Bridging the Gap with Private Stewardship: Protection Options for Landowners

While many may not have the opportunity to witness the seamless interplay between nature and human existence or comprehend the remarkable ecosystems thriving in natural areas, there are a significant number of individuals who share a profound connection with the natural world, within their own backyards. Island Nature Trust invites individuals who cherish the Island’s ecological treasures to play an integral role in preserving our natural environment.

For those who are eager to make a difference in the realm of land conservation and own land, private protection is a unique path to explore.

Prince Edward Island is known for its natural beauty, yet much of the landscape has witnessed the impacts of human activities, from forestry and agriculture to development where approximately 87% of its land is privately owned. INT recognizes the importance of collaborating with like-minded individuals who share a common goal: to safeguard as much of the Island’s remaining natural areas as possible. This endeavor is driven by a deep commitment to nurturing the Island’s ecological integrity for the benefit of both humans and wildlife, now and in the future.

For landowners who hold the ecological integrity of their property in high regard, private protection offers a unique opportunity to promote the perpetual naturalization of their land. The process of protecting land varies according to individual values and goals, and at INT, we are able to assist landowners with conservation of ecosystems and the promotion of naturalization through the PEI Natural Areas Protection Act (NAPA).

Under NAPA, a restrictive covenant serves as the guardian of the designated natural area, shielding it from development and regulating permissible activities. The strength of this protection lies in its permanence; once a natural area is designated under NAPA, the restrictive covenant cannot be removed by the landowner.

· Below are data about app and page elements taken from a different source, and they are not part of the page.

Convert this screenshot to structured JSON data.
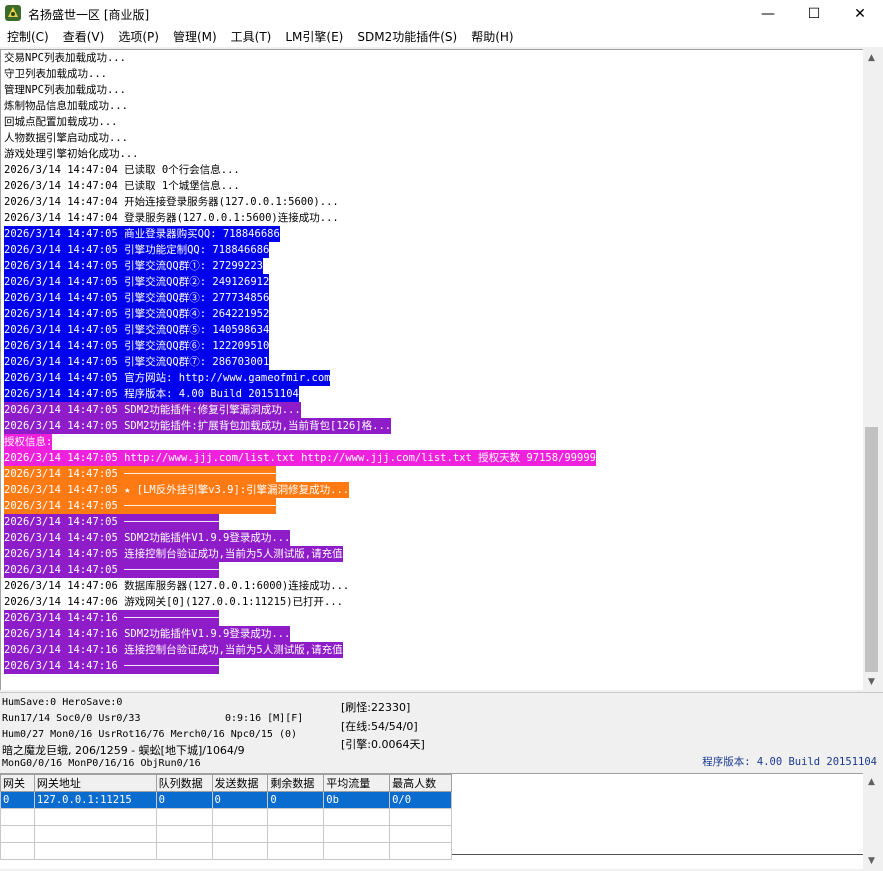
{
  "window": {
    "title": "名扬盛世一区 [商业版]",
    "minimize": "—",
    "maximize": "☐",
    "close": "✕"
  },
  "menu": [
    {
      "label": "控制(C)"
    },
    {
      "label": "查看(V)"
    },
    {
      "label": "选项(P)"
    },
    {
      "label": "管理(M)"
    },
    {
      "label": "工具(T)"
    },
    {
      "label": "LM引擎(E)"
    },
    {
      "label": "SDM2功能插件(S)"
    },
    {
      "label": "帮助(H)"
    }
  ],
  "colors": {
    "blue": "#0000ee",
    "purple": "#8e1cc8",
    "magenta": "#ee22dd",
    "orange": "#ff7a12"
  },
  "log": [
    {
      "text": "交易NPC列表加载成功...",
      "bg": ""
    },
    {
      "text": "守卫列表加载成功...",
      "bg": ""
    },
    {
      "text": "管理NPC列表加载成功...",
      "bg": ""
    },
    {
      "text": "炼制物品信息加载成功...",
      "bg": ""
    },
    {
      "text": "回城点配置加载成功...",
      "bg": ""
    },
    {
      "text": "人物数据引擎启动成功...",
      "bg": ""
    },
    {
      "text": "游戏处理引擎初始化成功...",
      "bg": ""
    },
    {
      "text": "2026/3/14 14:47:04 已读取 0个行会信息...",
      "bg": ""
    },
    {
      "text": "2026/3/14 14:47:04 已读取 1个城堡信息...",
      "bg": ""
    },
    {
      "text": "2026/3/14 14:47:04 开始连接登录服务器(127.0.0.1:5600)...",
      "bg": ""
    },
    {
      "text": "2026/3/14 14:47:04 登录服务器(127.0.0.1:5600)连接成功...",
      "bg": ""
    },
    {
      "text": "2026/3/14 14:47:05 商业登录器购买QQ: 718846686",
      "bg": "blue"
    },
    {
      "text": "2026/3/14 14:47:05 引擎功能定制QQ: 718846686",
      "bg": "blue"
    },
    {
      "text": "2026/3/14 14:47:05 引擎交流QQ群①: 27299223",
      "bg": "blue"
    },
    {
      "text": "2026/3/14 14:47:05 引擎交流QQ群②: 249126912",
      "bg": "blue"
    },
    {
      "text": "2026/3/14 14:47:05 引擎交流QQ群③: 277734856",
      "bg": "blue"
    },
    {
      "text": "2026/3/14 14:47:05 引擎交流QQ群④: 264221952",
      "bg": "blue"
    },
    {
      "text": "2026/3/14 14:47:05 引擎交流QQ群⑤: 140598634",
      "bg": "blue"
    },
    {
      "text": "2026/3/14 14:47:05 引擎交流QQ群⑥: 122209510",
      "bg": "blue"
    },
    {
      "text": "2026/3/14 14:47:05 引擎交流QQ群⑦: 286703001",
      "bg": "blue"
    },
    {
      "text": "2026/3/14 14:47:05 官方网站: http://www.gameofmir.com",
      "bg": "blue"
    },
    {
      "text": "2026/3/14 14:47:05 程序版本: 4.00 Build 20151104",
      "bg": "blue"
    },
    {
      "text": "2026/3/14 14:47:05 SDM2功能插件:修复引擎漏洞成功...",
      "bg": "purple"
    },
    {
      "text": "2026/3/14 14:47:05 SDM2功能插件:扩展背包加载成功,当前背包[126]格...",
      "bg": "purple"
    },
    {
      "text": "授权信息:",
      "bg": "magenta"
    },
    {
      "text": "2026/3/14 14:47:05 http://www.jjj.com/list.txt http://www.jjj.com/list.txt 授权天数 97158/99999",
      "bg": "magenta"
    },
    {
      "text": "2026/3/14 14:47:05 ────────────────────────",
      "bg": "orange"
    },
    {
      "text": "2026/3/14 14:47:05 ★ [LM反外挂引擎v3.9]:引擎漏洞修复成功...",
      "bg": "orange"
    },
    {
      "text": "2026/3/14 14:47:05 ────────────────────────",
      "bg": "orange"
    },
    {
      "text": "2026/3/14 14:47:05 ───────────────",
      "bg": "purple"
    },
    {
      "text": "2026/3/14 14:47:05 SDM2功能插件V1.9.9登录成功...",
      "bg": "purple"
    },
    {
      "text": "2026/3/14 14:47:05 连接控制台验证成功,当前为5人测试版,请充值",
      "bg": "purple"
    },
    {
      "text": "2026/3/14 14:47:05 ───────────────",
      "bg": "purple"
    },
    {
      "text": "2026/3/14 14:47:06 数据库服务器(127.0.0.1:6000)连接成功...",
      "bg": ""
    },
    {
      "text": "2026/3/14 14:47:06 游戏网关[0](127.0.0.1:11215)已打开...",
      "bg": ""
    },
    {
      "text": "2026/3/14 14:47:16 ───────────────",
      "bg": "purple"
    },
    {
      "text": "2026/3/14 14:47:16 SDM2功能插件V1.9.9登录成功...",
      "bg": "purple"
    },
    {
      "text": "2026/3/14 14:47:16 连接控制台验证成功,当前为5人测试版,请充值",
      "bg": "purple"
    },
    {
      "text": "2026/3/14 14:47:16 ───────────────",
      "bg": "purple"
    }
  ],
  "status": {
    "line1": "HumSave:0 HeroSave:0",
    "line2": "Run17/14 Soc0/0 Usr0/33",
    "time": "0:9:16 [M][F]",
    "line3": "Hum0/27 Mon0/16 UsrRot16/76 Merch0/16 Npc0/15 (0)",
    "line4": "暗之魔龙巨蛾, 206/1259 - 蜈蚣[地下城]/1064/9",
    "line5": "MonG0/0/16 MonP0/16/16 ObjRun0/16",
    "refresh": "[刷怪:22330]",
    "online": "[在线:54/54/0]",
    "engine": "[引擎:0.0064天]",
    "version": "程序版本: 4.00 Build 20151104"
  },
  "grid": {
    "headers": [
      "网关",
      "网关地址",
      "队列数据",
      "发送数据",
      "剩余数据",
      "平均流量",
      "最高人数"
    ],
    "rows": [
      [
        "0",
        "127.0.0.1:11215",
        "0",
        "0",
        "0",
        "0b",
        "0/0"
      ]
    ]
  }
}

This ensures that the property is preserved as a natural area for both present and future generations.

Considerations on the Path of Protection

When considering land protection through NAPA, it’s important to weigh the benefits and responsibilities. Some of the notable advantages include:

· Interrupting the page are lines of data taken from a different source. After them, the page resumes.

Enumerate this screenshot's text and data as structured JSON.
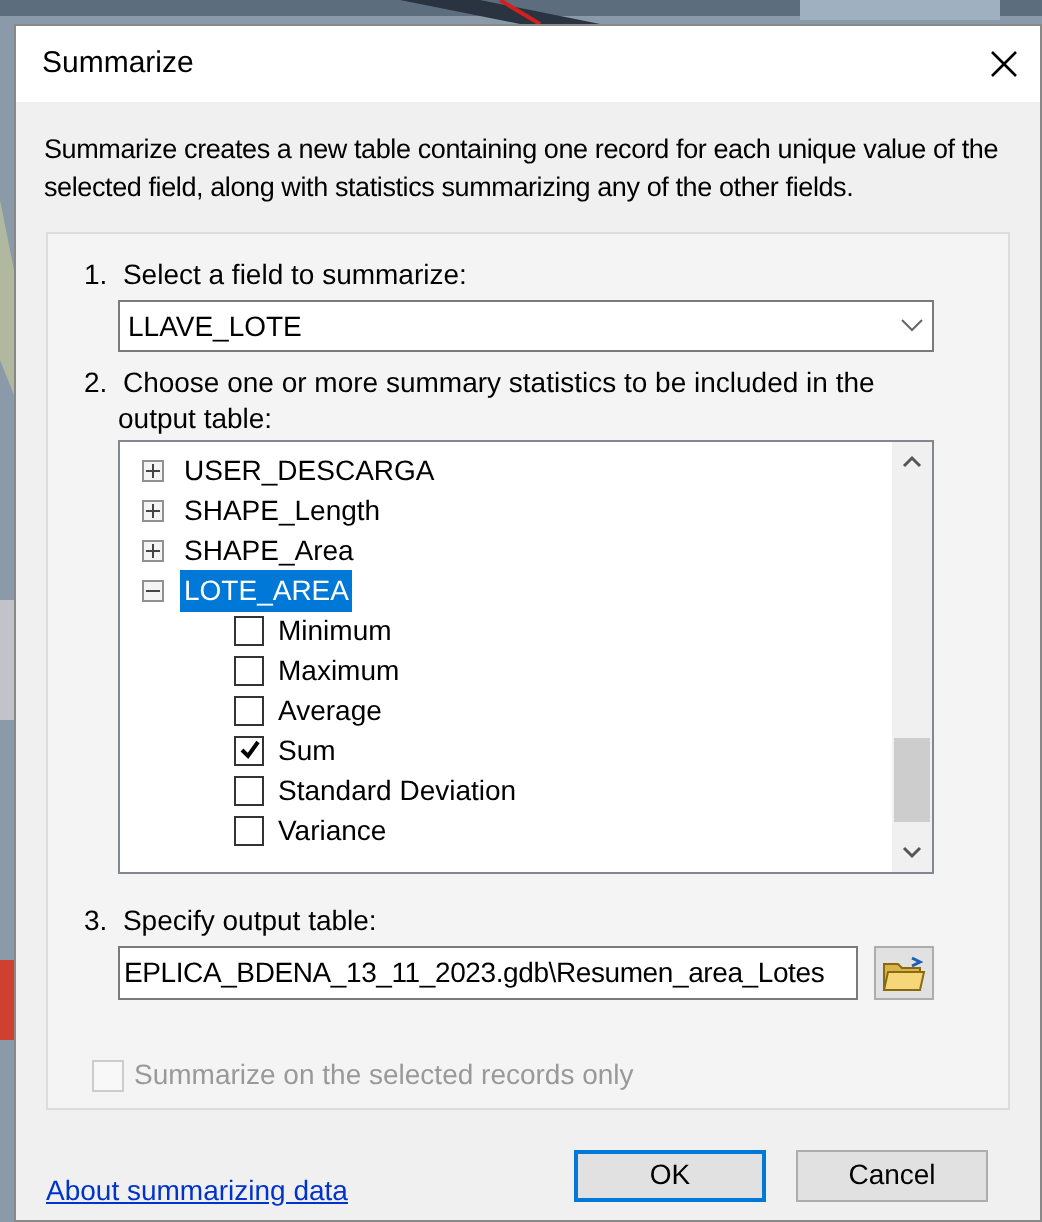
{
  "window": {
    "title": "Summarize"
  },
  "description": "Summarize creates a new table containing one record for each unique value of the selected field, along with statistics summarizing any of the other fields.",
  "step1": {
    "label": "1.  Select a field to summarize:",
    "value": "LLAVE_LOTE"
  },
  "step2": {
    "label": "2.  Choose one or more summary statistics to be included in the output table:",
    "fields": [
      {
        "label": "USER_DESCARGA",
        "expanded": false,
        "selected": false
      },
      {
        "label": "SHAPE_Length",
        "expanded": false,
        "selected": false
      },
      {
        "label": "SHAPE_Area",
        "expanded": false,
        "selected": false
      },
      {
        "label": "LOTE_AREA",
        "expanded": true,
        "selected": true,
        "children": [
          {
            "label": "Minimum",
            "checked": false
          },
          {
            "label": "Maximum",
            "checked": false
          },
          {
            "label": "Average",
            "checked": false
          },
          {
            "label": "Sum",
            "checked": true
          },
          {
            "label": "Standard Deviation",
            "checked": false
          },
          {
            "label": "Variance",
            "checked": false
          }
        ]
      }
    ]
  },
  "step3": {
    "label": "3.  Specify output table:",
    "value": "EPLICA_BDENA_13_11_2023.gdb\\Resumen_area_Lotes"
  },
  "selected_only": {
    "label": "Summarize on the selected records only",
    "checked": false,
    "disabled": true
  },
  "help_link": "About summarizing data",
  "buttons": [
    {
      "label": "OK",
      "default": true
    },
    {
      "label": "Cancel",
      "default": false
    }
  ]
}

Permanent Protection:

Land designated under NAPA is safeguarded in perpetuity, ensuring its ecological integrity is preserved for the long term. The landowner cannot remove the designation, and the protection runs with the property – so all future landowners will be subject to NAPA restrictions.

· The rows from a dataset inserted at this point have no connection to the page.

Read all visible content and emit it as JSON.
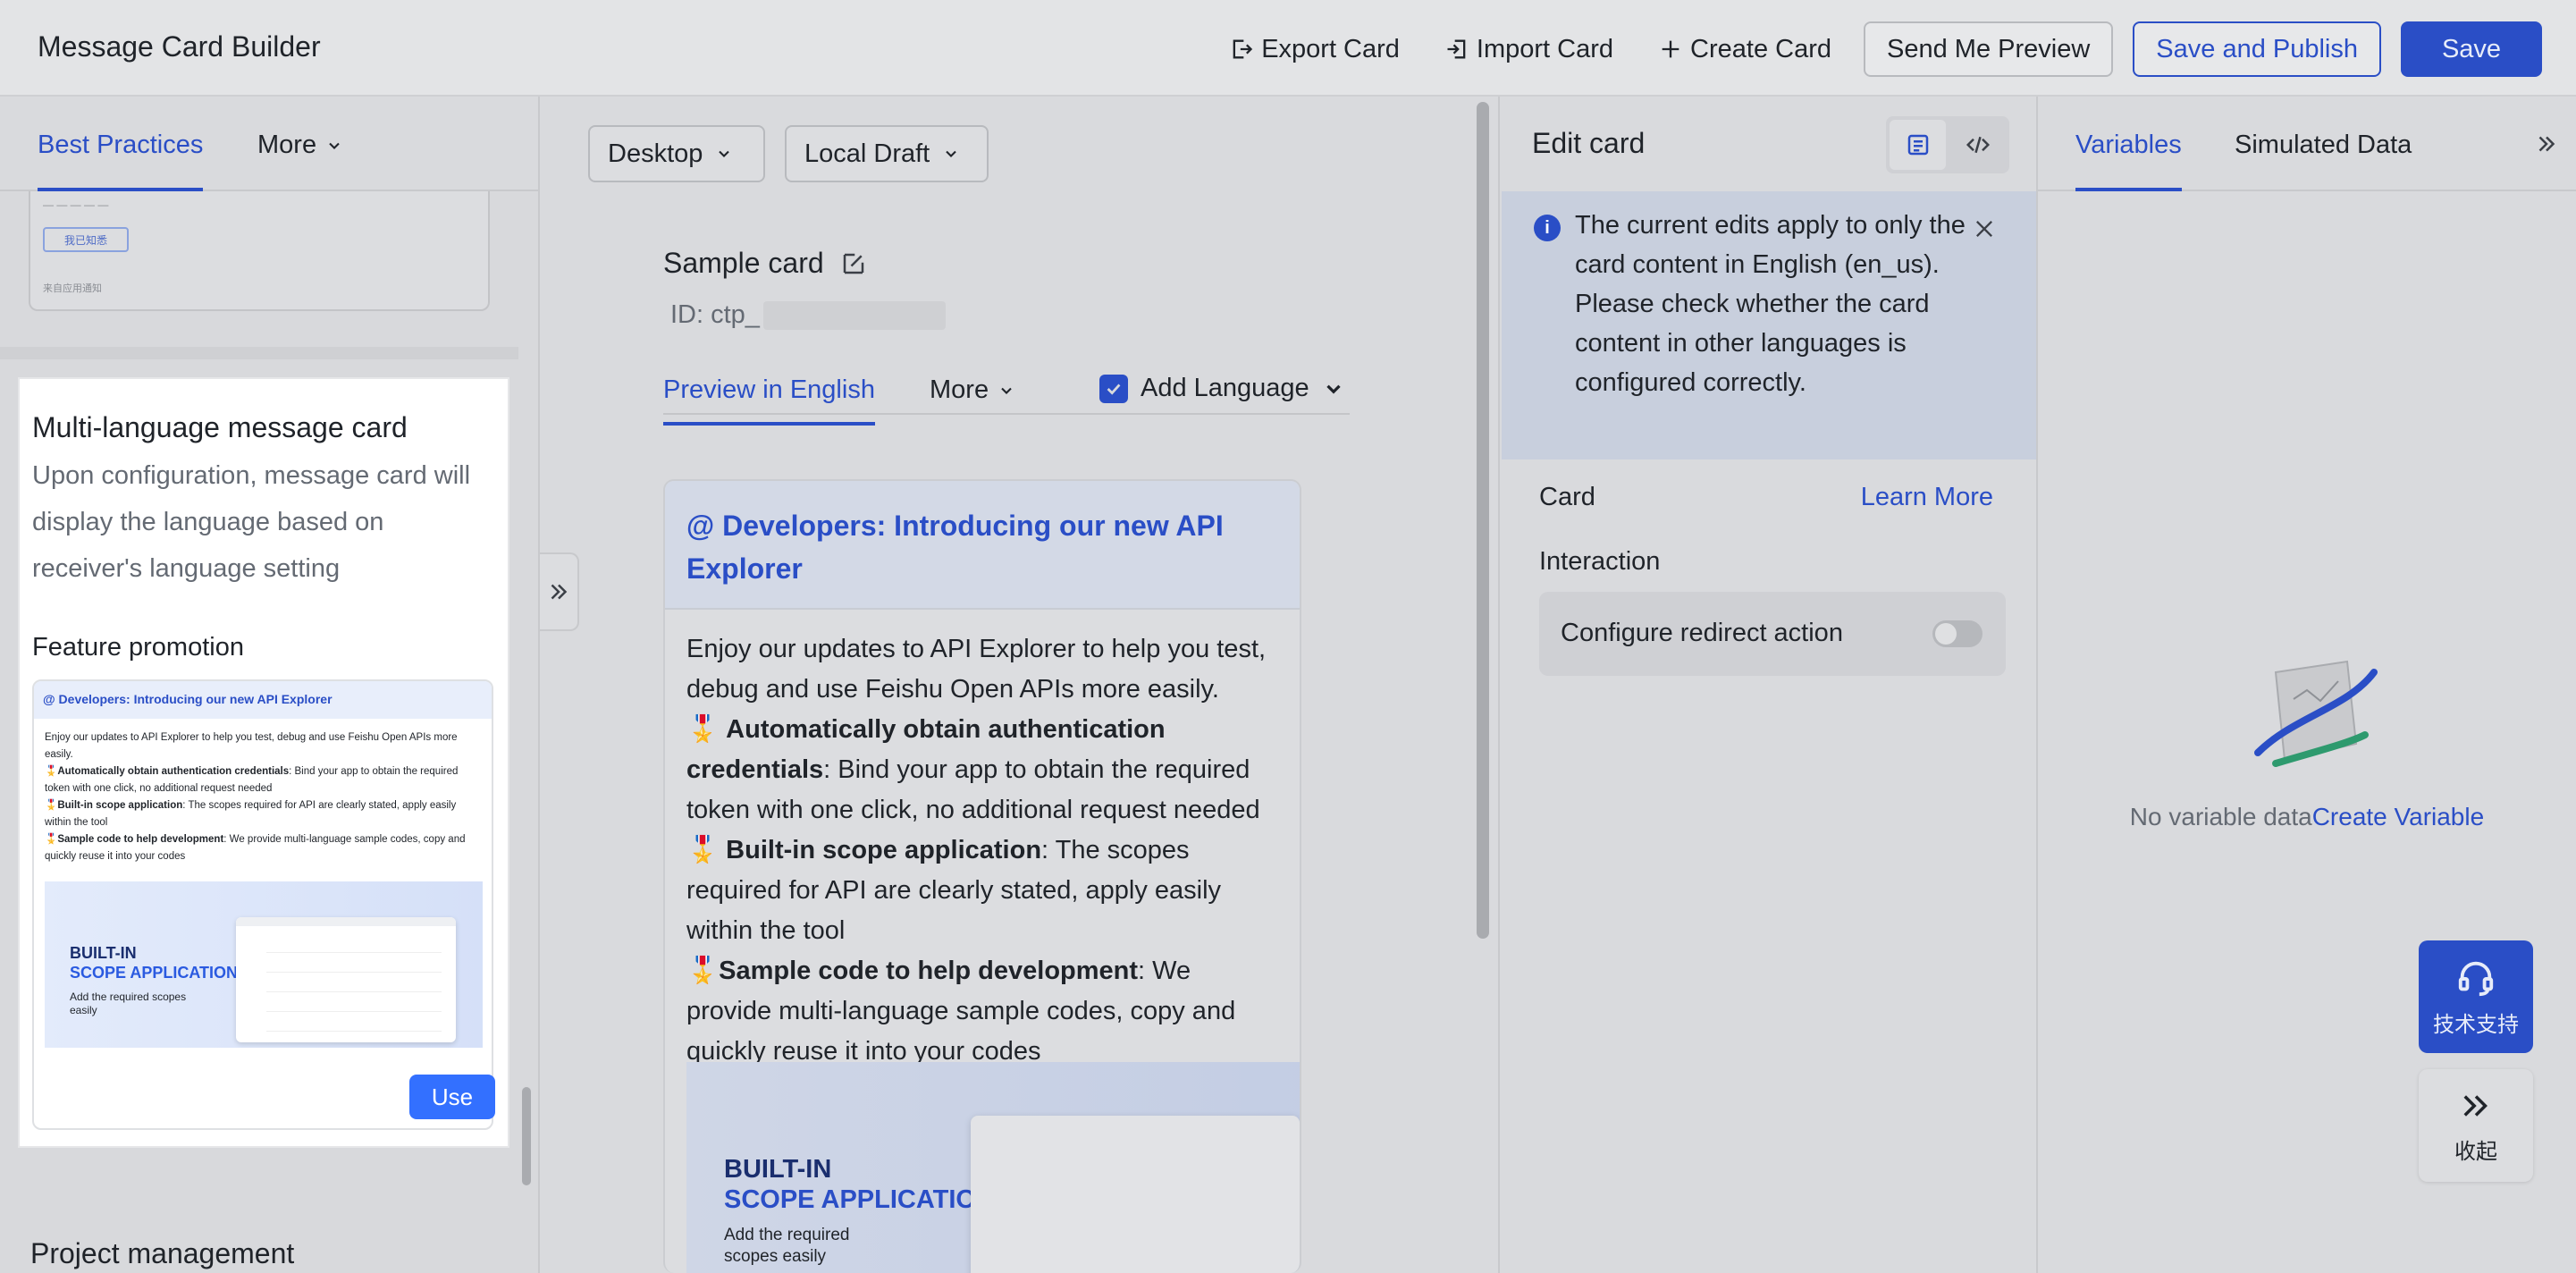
{
  "app": {
    "title": "Message Card Builder"
  },
  "toolbar": {
    "export_label": "Export Card",
    "import_label": "Import Card",
    "create_label": "Create Card",
    "send_preview_label": "Send Me Preview",
    "save_publish_label": "Save and Publish",
    "save_label": "Save"
  },
  "left": {
    "tabs": {
      "best_practices": "Best Practices",
      "more": "More"
    },
    "prev_card": {
      "button": "我已知悉",
      "note": "来自应用通知"
    },
    "template": {
      "title": "Multi-language message card",
      "description": "Upon configuration, message card will display the language based on receiver's language setting",
      "section": "Feature promotion",
      "preview_header": "@ Developers: Introducing our new API Explorer",
      "preview_intro": "Enjoy our updates to API Explorer to help you test, debug and use Feishu Open APIs more easily.",
      "preview_item1_bold": "Automatically obtain authentication credentials",
      "preview_item1_text": ": Bind your app to obtain the required token with one click, no additional request needed",
      "preview_item2_bold": "Built-in scope application",
      "preview_item2_text": ": The scopes required for API are clearly stated, apply easily within the tool",
      "preview_item3_bold": "Sample code to help development",
      "preview_item3_text": ": We provide multi-language sample codes, copy and quickly reuse it into your codes",
      "banner_line1": "BUILT-IN",
      "banner_line2": "SCOPE APPLICATION",
      "banner_line3": "Add the required scopes easily",
      "use_label": "Use"
    },
    "next_section_title": "Project management"
  },
  "center": {
    "device_label": "Desktop",
    "draft_label": "Local Draft",
    "card_title": "Sample card",
    "id_prefix": "ID: ctp_",
    "tabs": {
      "preview": "Preview in English",
      "more": "More",
      "add_language": "Add Language"
    },
    "card": {
      "header": "@ Developers: Introducing our new API Explorer",
      "intro": "Enjoy our updates to API Explorer to help you test, debug and use Feishu Open APIs more easily.",
      "item1_bold": "Automatically obtain authentication credentials",
      "item1_text": ": Bind your app to obtain the required token with one click, no additional request needed",
      "item2_bold": "Built-in scope application",
      "item2_text": ": The scopes required for API are clearly stated, apply easily within the tool",
      "item3_bold": "Sample code to help development",
      "item3_text": ": We provide multi-language sample codes, copy and quickly reuse it into your codes",
      "banner_line1": "BUILT-IN",
      "banner_line2": "SCOPE APPLICATION",
      "banner_line3": "Add the required scopes easily"
    }
  },
  "edit": {
    "title": "Edit card",
    "info": "The current edits apply to only the card content in English (en_us). Please check whether the card content in other languages is configured correctly.",
    "card_label": "Card",
    "learn_more": "Learn More",
    "interaction_label": "Interaction",
    "redirect_label": "Configure redirect action",
    "redirect_enabled": false
  },
  "variables": {
    "tab_variables": "Variables",
    "tab_simulated": "Simulated Data",
    "empty_text": "No variable data",
    "create_link": "Create Variable"
  },
  "float": {
    "support_label": "技术支持",
    "fold_label": "收起"
  },
  "colors": {
    "accent": "#2a4ec6",
    "use_button": "#3370ff"
  }
}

Support for Biodiversity:

Protected areas under NAPA promote and maintain biodiversity, allowing native species to thrive and contributing to a healthy ecosystem.

Relief from Property Tax:

Land designated under NAPA is exempt from property taxes, offering financial relief to landowners.

The landowner has the flexibility to designate the entire property or only a portion. For landowners residing on their property, they can exclude their home, yard, and buildings from the designation. However, due to the permanent nature of this protection mechanism, it’s crucial to make an informed decision, understanding that, while you can sell a protected property in the future, its fair market value may be reduced due to the loss of development rights on the protected portion.

For those interested in exploring the avenue of formal protection through NAPA, INT is ready to provide additional information and guide you through the process, ensuring that your land’s protection aligns with your values and vision.

Exploring Alternatives to NAPA Protection

While formal protection through NAPA offers robust safeguards for your land, INT recognizes that it may not align with everyone’s goals or time constraints. For those with forested land that has been significantly impacted who wish to witness its naturalization, allowing nature to take its course without formal protection is a meaningful option. Consulting with organizations such as Macphail Woods to design a Forest Management Plan is another route. By registering for the Province of PEI’s Forest Enhancement Program, you can access financial support to create and implement a plan focused on sustainable forestry practices, helping your forested land to thrive and maintain its ecological value.

There are many other avenues for positive land stewardship without formal NAPA protection. For example:

  • Embracing ecological silvicultural practices to reintroduce native species that characterizes the Island’s natural landscape.
  • Removing invasive species from your land, creating space for native flora and fauna to flourish.
  • Planting native trees and shrubs to enhance the ecological value of your property.
  • Leaving snags (dead trees) in place to provide essential habitat for wildlife.

Your journey in land stewardship is a personal one. While formal protection through NAPA offers substantial safeguards, it has economic impacts and it’s equally important to explore alternative approaches that align with your values and vision for your land. Whether you choose private protection through NAPA or opt for hands-off land stewardship, your commitment to preserving Prince Edward Island’s natural beauty is invaluable. INT can help you with whatever path you choose!

As we look forward to the next magazine issue in February 2024, we invite you to explore our ‘Be a Guardian for Nature’ supporter segment, where we will delve into the myriad ways to actively support INT’s mission through hands-on conservation, volunteering, and participation in events. By becoming a guardian for nature through hands-on land stewardship, you will become a vital part of the effort to preserve Prince Edward Island’s unique ecosystems.

In addition, we will showcase individuals and their personal stories of private protection, highlighting their dedication to preserving the Island’s natural treasures and sharing their inspirational journeys. Together, we’ll continue to protect and celebrate the beauty and ecological significance of Prince Edward Island for generations to come.

For more information, contact Cassandra Stoddart our Private Stewardship Coordinator at or call (902) 892-7513.